> Your assignment
Check the records below line by line for the string "store". Give the number of lines that contain it and nothing else.

> The records
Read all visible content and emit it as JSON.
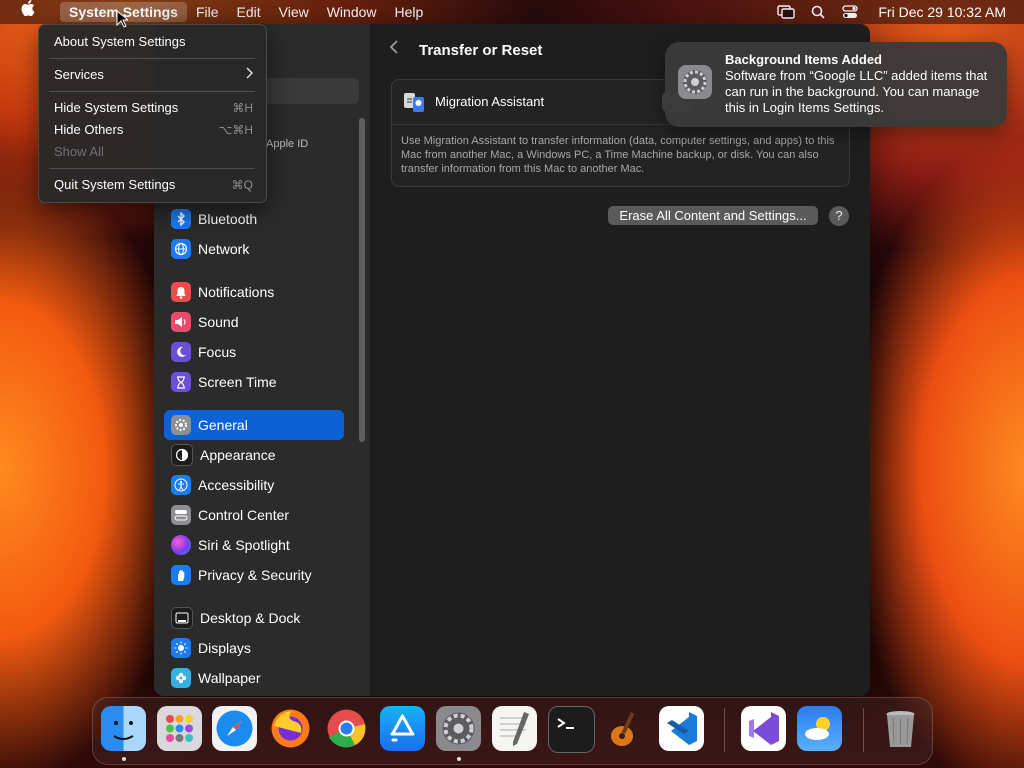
{
  "menubar": {
    "app_name": "System Settings",
    "items": [
      "File",
      "Edit",
      "View",
      "Window",
      "Help"
    ],
    "clock": "Fri Dec 29  10:32 AM"
  },
  "app_menu": {
    "about": "About System Settings",
    "services": "Services",
    "hide": "Hide System Settings",
    "hide_shortcut": "⌘H",
    "hide_others": "Hide Others",
    "hide_others_shortcut": "⌥⌘H",
    "show_all": "Show All",
    "quit": "Quit System Settings",
    "quit_shortcut": "⌘Q"
  },
  "sidebar": {
    "apple_id": "Apple ID",
    "items": [
      {
        "label": "Bluetooth",
        "icon": "bluetooth-icon",
        "color": "#1a7cf0"
      },
      {
        "label": "Network",
        "icon": "globe-icon",
        "color": "#1a7cf0"
      },
      {
        "label": "Notifications",
        "icon": "bell-icon",
        "color": "#eb4b4b"
      },
      {
        "label": "Sound",
        "icon": "speaker-icon",
        "color": "#eb4b6a"
      },
      {
        "label": "Focus",
        "icon": "moon-icon",
        "color": "#6a4fd8"
      },
      {
        "label": "Screen Time",
        "icon": "hourglass-icon",
        "color": "#6a4fd8"
      },
      {
        "label": "General",
        "icon": "gear-icon",
        "color": "#8e8e93"
      },
      {
        "label": "Appearance",
        "icon": "appearance-icon",
        "color": "#1c1c1c"
      },
      {
        "label": "Accessibility",
        "icon": "accessibility-icon",
        "color": "#1a7cf0"
      },
      {
        "label": "Control Center",
        "icon": "control-center-icon",
        "color": "#8e8e93"
      },
      {
        "label": "Siri & Spotlight",
        "icon": "siri-icon",
        "color": "#c43cc4"
      },
      {
        "label": "Privacy & Security",
        "icon": "hand-icon",
        "color": "#1a7cf0"
      },
      {
        "label": "Desktop & Dock",
        "icon": "dock-icon",
        "color": "#1c1c1c"
      },
      {
        "label": "Displays",
        "icon": "sun-icon",
        "color": "#1a7cf0"
      },
      {
        "label": "Wallpaper",
        "icon": "flower-icon",
        "color": "#35b0e0"
      }
    ]
  },
  "content": {
    "title": "Transfer or Reset",
    "migration_label": "Migration Assistant",
    "migration_desc": "Use Migration Assistant to transfer information (data, computer settings, and apps) to this Mac from another Mac, a Windows PC, a Time Machine backup, or disk. You can also transfer information from this Mac to another Mac.",
    "erase_button": "Erase All Content and Settings...",
    "help_button": "?"
  },
  "notification": {
    "title": "Background Items Added",
    "body": "Software from “Google LLC” added items that can run in the background. You can manage this in Login Items Settings."
  },
  "dock": {
    "apps": [
      "finder-icon",
      "launchpad-icon",
      "safari-icon",
      "firefox-icon",
      "chrome-icon",
      "app-store-icon",
      "system-settings-icon",
      "textedit-icon",
      "terminal-icon",
      "garageband-icon",
      "vscode-icon",
      "visual-studio-icon",
      "weather-icon",
      "trash-icon"
    ]
  }
}
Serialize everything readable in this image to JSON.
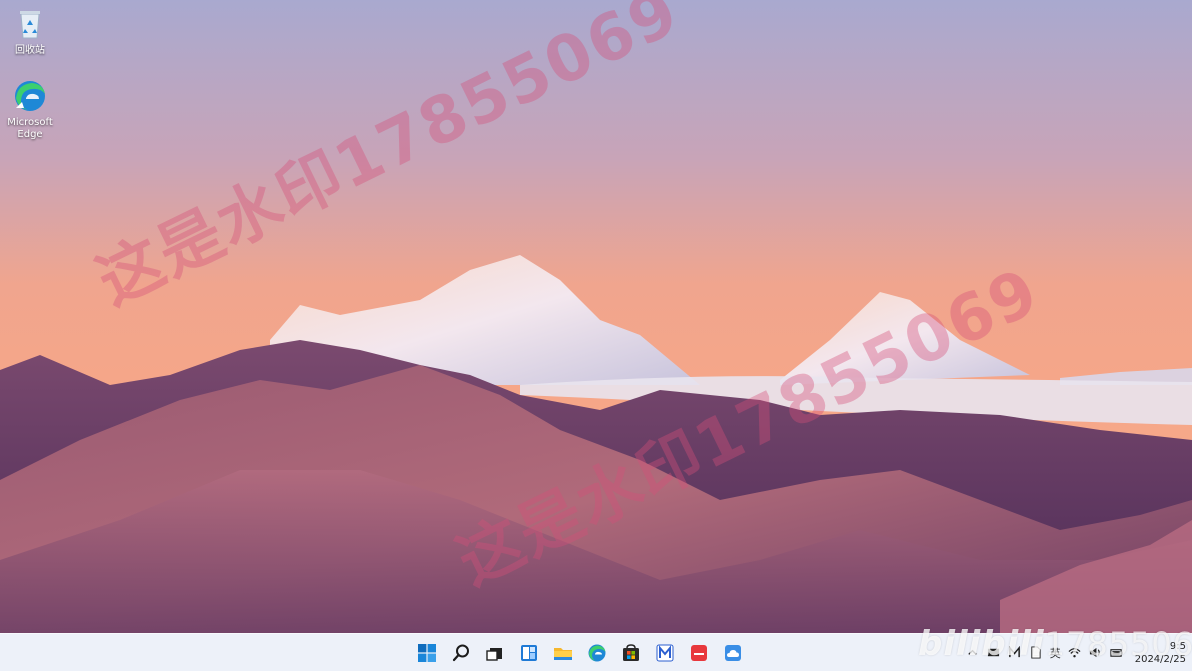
{
  "desktop_icons": [
    {
      "name": "recycle-bin",
      "label": "回收站",
      "icon": "recycle-bin-icon"
    },
    {
      "name": "microsoft-edge",
      "label": "Microsoft Edge",
      "icon": "edge-icon"
    }
  ],
  "watermarks": {
    "primary": "这是水印17855069",
    "secondary": "这是水印17855069"
  },
  "overlay_watermark": {
    "logo": "bilibili",
    "number": "17855069"
  },
  "taskbar": {
    "pinned": [
      {
        "name": "start",
        "icon": "windows-start-icon"
      },
      {
        "name": "search",
        "icon": "search-icon"
      },
      {
        "name": "task-view",
        "icon": "task-view-icon"
      },
      {
        "name": "widgets",
        "icon": "widgets-icon"
      },
      {
        "name": "file-explorer",
        "icon": "folder-icon"
      },
      {
        "name": "edge",
        "icon": "edge-icon"
      },
      {
        "name": "microsoft-store",
        "icon": "store-icon"
      },
      {
        "name": "app-m",
        "icon": "m-app-icon"
      },
      {
        "name": "huawei-app",
        "icon": "huawei-app-icon"
      },
      {
        "name": "cloud-app",
        "icon": "cloud-icon"
      }
    ],
    "tray": {
      "ime": "英",
      "time": "9:5",
      "date": "2024/2/25"
    }
  },
  "colors": {
    "taskbar_bg": "#ecf0f8",
    "watermark": "#d65078",
    "accent_blue": "#0078d4"
  }
}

> The answer
3